Cleveland has unwittingly become the newest theater of the charter-district conflict. On August 9, Trotter sent a letter to Morath asking for a rescission of ILTexas’s permission to expand. Twelve Liberty County districts included in ILTexas’s new recruitment boundary cosigned the letter questioning the charter’s track record with low-income students whose first language isn’t English.
On that same day, Conger and ILTexas chief financial officer James Dworkin broke the good news of their expansion on a call with investment managers. “If somebody’s looking for ‘where’s the local school?’ they’ll be pointed to an ILTexas school,” Dworkin said. “That is a change to the charter industry as I’ve seen it in my time here, and I’m proud to be part of ILTexas leading the way.”

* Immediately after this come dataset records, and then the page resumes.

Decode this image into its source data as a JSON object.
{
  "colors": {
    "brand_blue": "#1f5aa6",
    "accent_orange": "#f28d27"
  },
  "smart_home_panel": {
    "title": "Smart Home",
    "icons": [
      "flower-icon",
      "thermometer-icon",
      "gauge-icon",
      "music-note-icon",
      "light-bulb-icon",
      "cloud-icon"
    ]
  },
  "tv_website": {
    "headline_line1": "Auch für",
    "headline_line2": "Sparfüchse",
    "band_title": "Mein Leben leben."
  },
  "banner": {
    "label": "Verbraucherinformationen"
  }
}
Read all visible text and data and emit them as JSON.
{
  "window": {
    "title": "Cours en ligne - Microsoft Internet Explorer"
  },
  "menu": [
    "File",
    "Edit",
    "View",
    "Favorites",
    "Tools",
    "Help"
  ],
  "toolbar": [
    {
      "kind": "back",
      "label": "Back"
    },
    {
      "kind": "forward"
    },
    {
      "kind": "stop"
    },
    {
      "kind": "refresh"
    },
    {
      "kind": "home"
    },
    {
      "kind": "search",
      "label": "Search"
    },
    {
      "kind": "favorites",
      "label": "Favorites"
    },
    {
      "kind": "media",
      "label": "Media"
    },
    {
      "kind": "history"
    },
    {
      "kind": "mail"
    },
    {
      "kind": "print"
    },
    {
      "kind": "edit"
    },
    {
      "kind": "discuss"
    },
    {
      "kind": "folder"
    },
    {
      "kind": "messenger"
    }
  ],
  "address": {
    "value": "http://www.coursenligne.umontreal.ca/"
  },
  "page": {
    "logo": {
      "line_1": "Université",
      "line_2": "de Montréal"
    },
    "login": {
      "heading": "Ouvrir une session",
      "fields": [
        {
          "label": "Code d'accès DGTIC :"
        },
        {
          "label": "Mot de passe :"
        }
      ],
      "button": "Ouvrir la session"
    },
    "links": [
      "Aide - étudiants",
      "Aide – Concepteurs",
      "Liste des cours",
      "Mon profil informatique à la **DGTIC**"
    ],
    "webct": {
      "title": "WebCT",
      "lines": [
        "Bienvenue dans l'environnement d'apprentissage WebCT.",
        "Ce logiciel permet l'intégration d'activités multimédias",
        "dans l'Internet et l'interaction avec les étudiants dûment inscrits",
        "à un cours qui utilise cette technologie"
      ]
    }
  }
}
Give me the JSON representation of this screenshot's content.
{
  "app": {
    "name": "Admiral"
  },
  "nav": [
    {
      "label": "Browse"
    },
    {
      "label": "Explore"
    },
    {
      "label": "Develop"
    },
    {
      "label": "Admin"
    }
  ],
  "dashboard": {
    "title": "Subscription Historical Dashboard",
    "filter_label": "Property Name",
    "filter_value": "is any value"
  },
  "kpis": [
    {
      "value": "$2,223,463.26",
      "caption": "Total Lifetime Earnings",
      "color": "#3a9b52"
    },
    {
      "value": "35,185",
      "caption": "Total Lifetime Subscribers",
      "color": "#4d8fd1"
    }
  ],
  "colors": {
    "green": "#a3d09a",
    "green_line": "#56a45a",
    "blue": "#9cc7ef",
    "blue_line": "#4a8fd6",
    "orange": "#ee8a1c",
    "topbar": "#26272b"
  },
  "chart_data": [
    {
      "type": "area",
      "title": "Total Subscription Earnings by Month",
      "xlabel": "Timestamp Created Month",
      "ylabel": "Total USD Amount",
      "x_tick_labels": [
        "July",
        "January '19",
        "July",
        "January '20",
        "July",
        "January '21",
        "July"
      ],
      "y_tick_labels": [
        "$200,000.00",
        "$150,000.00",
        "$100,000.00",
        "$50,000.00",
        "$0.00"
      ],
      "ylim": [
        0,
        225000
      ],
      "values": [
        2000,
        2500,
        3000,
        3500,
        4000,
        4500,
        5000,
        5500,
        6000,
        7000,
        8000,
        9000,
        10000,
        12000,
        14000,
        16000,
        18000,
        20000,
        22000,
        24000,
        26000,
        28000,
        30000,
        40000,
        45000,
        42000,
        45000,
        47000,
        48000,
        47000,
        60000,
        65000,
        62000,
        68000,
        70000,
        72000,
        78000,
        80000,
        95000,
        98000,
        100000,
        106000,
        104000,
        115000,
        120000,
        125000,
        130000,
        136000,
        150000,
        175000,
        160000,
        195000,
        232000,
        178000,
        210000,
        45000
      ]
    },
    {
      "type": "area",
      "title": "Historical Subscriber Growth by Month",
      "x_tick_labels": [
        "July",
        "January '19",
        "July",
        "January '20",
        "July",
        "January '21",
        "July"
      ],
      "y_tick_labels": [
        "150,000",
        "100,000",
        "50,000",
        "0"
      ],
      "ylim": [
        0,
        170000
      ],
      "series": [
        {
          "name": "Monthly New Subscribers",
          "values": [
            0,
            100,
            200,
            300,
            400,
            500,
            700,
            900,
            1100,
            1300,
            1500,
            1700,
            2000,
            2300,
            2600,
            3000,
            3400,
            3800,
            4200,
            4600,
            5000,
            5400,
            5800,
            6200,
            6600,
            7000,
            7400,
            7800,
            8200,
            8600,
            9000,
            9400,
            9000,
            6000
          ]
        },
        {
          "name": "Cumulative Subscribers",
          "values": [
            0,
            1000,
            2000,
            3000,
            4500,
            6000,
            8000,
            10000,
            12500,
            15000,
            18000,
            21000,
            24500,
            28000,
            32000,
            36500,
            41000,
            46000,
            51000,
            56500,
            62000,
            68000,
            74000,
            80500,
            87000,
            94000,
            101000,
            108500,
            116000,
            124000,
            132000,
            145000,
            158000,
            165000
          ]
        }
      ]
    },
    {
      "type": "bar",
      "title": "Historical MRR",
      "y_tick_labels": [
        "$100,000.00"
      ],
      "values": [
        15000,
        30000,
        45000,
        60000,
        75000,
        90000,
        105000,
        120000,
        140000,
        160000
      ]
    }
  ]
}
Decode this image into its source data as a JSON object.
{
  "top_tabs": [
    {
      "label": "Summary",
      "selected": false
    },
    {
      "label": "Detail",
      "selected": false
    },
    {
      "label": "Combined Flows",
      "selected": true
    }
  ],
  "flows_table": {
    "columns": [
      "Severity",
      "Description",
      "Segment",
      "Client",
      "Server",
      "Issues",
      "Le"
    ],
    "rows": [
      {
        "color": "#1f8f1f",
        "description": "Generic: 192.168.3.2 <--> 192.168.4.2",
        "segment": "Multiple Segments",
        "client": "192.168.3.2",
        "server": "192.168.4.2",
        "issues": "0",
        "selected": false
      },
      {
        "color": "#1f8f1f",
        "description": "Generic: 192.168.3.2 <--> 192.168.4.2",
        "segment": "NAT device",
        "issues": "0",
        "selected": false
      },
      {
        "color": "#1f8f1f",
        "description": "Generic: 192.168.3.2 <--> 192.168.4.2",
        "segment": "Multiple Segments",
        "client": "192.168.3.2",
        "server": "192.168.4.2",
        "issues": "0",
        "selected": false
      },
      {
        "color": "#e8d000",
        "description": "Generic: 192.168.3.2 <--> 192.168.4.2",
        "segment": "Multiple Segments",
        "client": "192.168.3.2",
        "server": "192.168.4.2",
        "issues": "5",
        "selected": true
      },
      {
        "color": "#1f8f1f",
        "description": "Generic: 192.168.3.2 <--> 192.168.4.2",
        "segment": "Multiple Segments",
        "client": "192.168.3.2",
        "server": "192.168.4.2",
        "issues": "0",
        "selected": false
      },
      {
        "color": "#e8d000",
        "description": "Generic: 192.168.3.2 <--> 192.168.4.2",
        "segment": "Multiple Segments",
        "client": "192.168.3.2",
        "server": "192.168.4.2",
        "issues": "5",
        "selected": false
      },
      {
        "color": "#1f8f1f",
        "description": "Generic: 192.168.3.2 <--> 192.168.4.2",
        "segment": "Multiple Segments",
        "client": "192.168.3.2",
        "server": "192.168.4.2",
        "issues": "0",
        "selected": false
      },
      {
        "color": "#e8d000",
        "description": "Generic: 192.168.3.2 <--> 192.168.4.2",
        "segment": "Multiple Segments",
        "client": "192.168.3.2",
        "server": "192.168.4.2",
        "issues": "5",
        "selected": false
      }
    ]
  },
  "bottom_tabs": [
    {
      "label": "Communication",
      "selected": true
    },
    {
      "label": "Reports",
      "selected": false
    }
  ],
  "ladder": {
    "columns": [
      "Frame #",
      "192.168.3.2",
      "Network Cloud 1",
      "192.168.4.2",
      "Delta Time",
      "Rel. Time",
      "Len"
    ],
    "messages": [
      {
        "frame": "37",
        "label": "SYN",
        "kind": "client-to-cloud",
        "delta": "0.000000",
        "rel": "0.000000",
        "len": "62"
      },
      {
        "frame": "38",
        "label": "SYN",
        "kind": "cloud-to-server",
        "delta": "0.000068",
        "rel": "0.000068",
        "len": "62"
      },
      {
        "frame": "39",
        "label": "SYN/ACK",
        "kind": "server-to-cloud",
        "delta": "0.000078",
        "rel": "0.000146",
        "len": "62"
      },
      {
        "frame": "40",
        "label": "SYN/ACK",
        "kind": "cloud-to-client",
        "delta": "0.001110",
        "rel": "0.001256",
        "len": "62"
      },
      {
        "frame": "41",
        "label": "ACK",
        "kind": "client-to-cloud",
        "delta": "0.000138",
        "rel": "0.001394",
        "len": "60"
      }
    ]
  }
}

Conger told Texas Monthly that Dworkin’s comment had been an overstatement. There are plenty of students to fill both charter and district schools to capacity, and now, he said, parents have a choice of which schools they want for their kids. In response to criticism about the network’s record with low-income students, Conger acknowledged the low scores and said the first two years for high-poverty schools are always rough, from a test score standpoint, but he is confident the network’s model will deliver for the kids of Cleveland.
If it doesn’t, Trotter worries, the students whose parents choose to leave ILTexas will still need seats in Cleveland ISD schools, and he can’t tell them he’s full. His growth problem, as he sees it, hasn’t been solved—rather it’s just gained another variable. He’s still on the hook for a solution, and he’s determined to find one. Unlike the leaders of charter school networks, he said, “We live here. We eat here. We worship here.”